Not only do we struggle to grapple with suitable vocabulary surrounding death, but when it comes to grief, people are not just lost for words, they actually grow impatient.
They need you to hurry up and recover from it because you quickly become draining and inconvenient.
I lost my father very suddenly and unexpectedly to a brain haemorrhage when he was only 53.
It was devastating as I was 27 and hadn’t even contemplated his death.
It was a whole month before his funeral could take place and, all the while I was planning his send-off, I felt he was really present and by my side.
I was advised against going to see his month-old corpse but ignored it and felt it was essential for me to see him in order to process his death.
It wasn’t the most charming thing I’ve had to do but I’m so pleased I did.
After his funeral, I was expected to just crack on with life. It was as if people had been content to support me through some kind of half-marathon and now I needed to freshen up and carry on as normal.
The pain on my face, my sombre moods and my exhaustion was becoming too much for everyone.
Except I couldn’t just carry on. Just when the world wanted me to be the Ulrika they had always known, I found it hard to cope.
The death of someone is so often the end. But for those who carry on living, the hardship, longing and grieving only just begins.
I’ve lost three dogs in the past four years and struggled very hard to recover.
To some it was “just a dog” but to me it was a friend and companion.
If you’re not allowed to grieve publicly or in the company of others, if you’re not allowed time and patience, your grief turns in on itself and it will take considerably longer to overcome.
Grief never goes away. But it does eventually become easier to live with.
Miffed at no gifts
NOT everyone loves Christmas. This much is true.
I’m somewhat of a Christmas-crazy bitch.
I love the build-up. I love the prep. I love the atmosphere. I love the hope of togetherness.
Most of all, I love the cooking. And yes, I’m mad because I do a Swedish Christmas Eve followed by an English Christmas Day.

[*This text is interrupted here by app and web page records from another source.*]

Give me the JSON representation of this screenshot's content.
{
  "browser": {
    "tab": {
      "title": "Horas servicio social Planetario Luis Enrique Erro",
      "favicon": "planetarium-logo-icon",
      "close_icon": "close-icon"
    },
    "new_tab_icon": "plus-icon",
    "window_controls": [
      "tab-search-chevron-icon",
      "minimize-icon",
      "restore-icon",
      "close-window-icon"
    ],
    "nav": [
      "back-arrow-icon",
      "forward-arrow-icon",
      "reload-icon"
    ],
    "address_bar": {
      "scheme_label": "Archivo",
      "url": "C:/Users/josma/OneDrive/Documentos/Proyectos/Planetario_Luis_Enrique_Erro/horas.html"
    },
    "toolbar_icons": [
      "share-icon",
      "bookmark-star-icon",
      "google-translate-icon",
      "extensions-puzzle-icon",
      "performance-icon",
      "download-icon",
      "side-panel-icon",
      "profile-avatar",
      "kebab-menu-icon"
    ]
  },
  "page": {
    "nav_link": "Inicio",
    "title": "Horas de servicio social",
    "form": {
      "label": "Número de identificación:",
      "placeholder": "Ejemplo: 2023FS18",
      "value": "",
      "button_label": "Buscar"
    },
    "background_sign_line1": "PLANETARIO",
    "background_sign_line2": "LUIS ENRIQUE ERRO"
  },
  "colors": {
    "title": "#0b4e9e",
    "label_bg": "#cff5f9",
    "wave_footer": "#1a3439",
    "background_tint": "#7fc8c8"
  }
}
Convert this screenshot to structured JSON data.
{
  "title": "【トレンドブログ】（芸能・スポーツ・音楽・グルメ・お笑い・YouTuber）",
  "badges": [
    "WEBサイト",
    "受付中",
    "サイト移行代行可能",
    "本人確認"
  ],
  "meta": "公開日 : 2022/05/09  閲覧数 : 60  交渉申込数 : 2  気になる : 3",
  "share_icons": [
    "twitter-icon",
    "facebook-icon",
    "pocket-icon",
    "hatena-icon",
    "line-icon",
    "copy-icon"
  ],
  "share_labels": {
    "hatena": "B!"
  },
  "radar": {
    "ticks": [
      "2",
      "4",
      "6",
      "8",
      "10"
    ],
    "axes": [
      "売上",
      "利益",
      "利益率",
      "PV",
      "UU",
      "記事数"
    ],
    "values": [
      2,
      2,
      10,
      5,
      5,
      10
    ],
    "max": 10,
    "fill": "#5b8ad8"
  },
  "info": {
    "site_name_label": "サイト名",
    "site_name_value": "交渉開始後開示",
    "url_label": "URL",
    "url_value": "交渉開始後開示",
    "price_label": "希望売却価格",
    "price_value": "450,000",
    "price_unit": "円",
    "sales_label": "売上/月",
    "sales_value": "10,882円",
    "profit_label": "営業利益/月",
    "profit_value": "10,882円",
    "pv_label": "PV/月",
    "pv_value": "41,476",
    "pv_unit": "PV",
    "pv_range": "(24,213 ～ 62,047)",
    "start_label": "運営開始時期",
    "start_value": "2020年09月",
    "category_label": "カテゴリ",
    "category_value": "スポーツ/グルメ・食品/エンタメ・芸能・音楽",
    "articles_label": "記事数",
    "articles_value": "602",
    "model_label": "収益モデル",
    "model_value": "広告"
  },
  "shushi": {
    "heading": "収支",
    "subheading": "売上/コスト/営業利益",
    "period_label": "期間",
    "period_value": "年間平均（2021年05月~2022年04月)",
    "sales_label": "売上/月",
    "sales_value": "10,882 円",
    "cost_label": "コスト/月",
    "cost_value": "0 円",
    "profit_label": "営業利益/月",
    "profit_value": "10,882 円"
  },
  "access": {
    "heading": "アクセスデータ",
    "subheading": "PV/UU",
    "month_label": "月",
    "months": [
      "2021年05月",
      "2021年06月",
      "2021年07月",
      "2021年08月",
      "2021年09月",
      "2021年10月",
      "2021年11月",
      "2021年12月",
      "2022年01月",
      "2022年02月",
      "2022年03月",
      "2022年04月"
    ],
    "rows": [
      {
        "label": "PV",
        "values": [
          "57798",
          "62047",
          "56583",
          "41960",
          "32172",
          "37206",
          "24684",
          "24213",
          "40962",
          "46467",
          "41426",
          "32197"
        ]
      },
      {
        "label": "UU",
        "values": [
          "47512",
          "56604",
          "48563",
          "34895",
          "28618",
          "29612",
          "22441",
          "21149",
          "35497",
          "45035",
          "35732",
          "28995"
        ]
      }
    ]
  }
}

It’s insane and it nearly kills me every year but I thrive on the challenge each time.
I’m a great planner. But it turns out that this year I’m probably already too late when it comes to Christmas presents.
No delivery drivers, Brexit, work visas – you name it – all these have conspired against Santa making it to my imaginary chimney and flooding it with presents.
And because the upcoming shortage of presents is now a fact, everyone will already have rushed to get theirs.
Incidentally, I went into my local Boots the other day and half its shelves were empty, too.
The supermarket’s stocks are also starting to thin out.
I’m now thinking about how creative I can get with presents for the Ungratefuls.
Currently there appears to be no shortage of cling film, hoover bags, cotton buds and crab meat. I mean, they can’t knock me for trying.
But at this point I completely see us getting up on Christmas morning with our hot chocolates, listening to Frank Sinatra, lighting the fire – which doesn’t run on gas – and purely exchanging glances.
Nothing more. Nothing less.